## Instructions for the task
Print all entries below exactly as they appear.

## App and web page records
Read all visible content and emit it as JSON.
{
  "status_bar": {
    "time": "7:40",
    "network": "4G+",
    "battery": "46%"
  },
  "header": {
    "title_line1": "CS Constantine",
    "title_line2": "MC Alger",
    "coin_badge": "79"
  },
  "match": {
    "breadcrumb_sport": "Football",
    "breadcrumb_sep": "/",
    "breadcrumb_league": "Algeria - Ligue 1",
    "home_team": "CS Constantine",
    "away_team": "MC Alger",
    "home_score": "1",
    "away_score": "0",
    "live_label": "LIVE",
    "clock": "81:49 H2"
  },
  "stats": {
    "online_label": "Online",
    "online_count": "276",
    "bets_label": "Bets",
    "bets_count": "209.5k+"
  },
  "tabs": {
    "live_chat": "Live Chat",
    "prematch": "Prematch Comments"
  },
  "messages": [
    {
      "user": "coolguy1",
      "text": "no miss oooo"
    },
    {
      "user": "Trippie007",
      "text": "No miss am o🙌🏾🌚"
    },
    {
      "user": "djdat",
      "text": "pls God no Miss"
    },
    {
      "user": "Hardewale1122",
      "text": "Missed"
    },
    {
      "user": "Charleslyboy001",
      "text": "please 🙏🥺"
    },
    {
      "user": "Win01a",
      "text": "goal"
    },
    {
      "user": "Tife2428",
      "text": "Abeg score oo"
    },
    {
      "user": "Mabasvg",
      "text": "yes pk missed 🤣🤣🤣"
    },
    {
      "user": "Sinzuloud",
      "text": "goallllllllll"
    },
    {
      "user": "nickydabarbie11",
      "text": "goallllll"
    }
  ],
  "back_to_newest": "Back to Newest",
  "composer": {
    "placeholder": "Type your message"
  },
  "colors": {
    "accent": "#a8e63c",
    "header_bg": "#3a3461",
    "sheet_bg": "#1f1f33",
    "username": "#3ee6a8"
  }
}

## Solution to this exercise
Read all visible content and emit it as JSON.
{
  "status_bar": {
    "time": "7:40",
    "network": "4G+",
    "battery": "46%"
  },
  "header": {
    "title_line1": "CS Constantine",
    "title_line2": "MC Alger",
    "coin_badge": "79"
  },
  "match": {
    "breadcrumb_sport": "Football",
    "breadcrumb_sep": "/",
    "breadcrumb_league": "Algeria - Ligue 1",
    "home_team": "CS Constantine",
    "away_team": "MC Alger",
    "home_score": "1",
    "away_score": "0",
    "live_label": "LIVE",
    "clock": "81:49 H2"
  },
  "stats": {
    "online_label": "Online",
    "online_count": "276",
    "bets_label": "Bets",
    "bets_count": "209.5k+"
  },
  "tabs": {
    "live_chat": "Live Chat",
    "prematch": "Prematch Comments"
  },
  "messages": [
    {
      "user": "coolguy1",
      "text": "no miss oooo"
    },
    {
      "user": "Trippie007",
      "text": "No miss am o🙌🏾🌚"
    },
    {
      "user": "djdat",
      "text": "pls God no Miss"
    },
    {
      "user": "Hardewale1122",
      "text": "Missed"
    },
    {
      "user": "Charleslyboy001",
      "text": "please 🙏🥺"
    },
    {
      "user": "Win01a",
      "text": "goal"
    },
    {
      "user": "Tife2428",
      "text": "Abeg score oo"
    },
    {
      "user": "Mabasvg",
      "text": "yes pk missed 🤣🤣🤣"
    },
    {
      "user": "Sinzuloud",
      "text": "goallllllllll"
    },
    {
      "user": "nickydabarbie11",
      "text": "goallllll"
    }
  ],
  "back_to_newest": "Back to Newest",
  "composer": {
    "placeholder": "Type your message"
  },
  "colors": {
    "accent": "#a8e63c",
    "header_bg": "#3a3461",
    "sheet_bg": "#1f1f33",
    "username": "#3ee6a8"
  }
}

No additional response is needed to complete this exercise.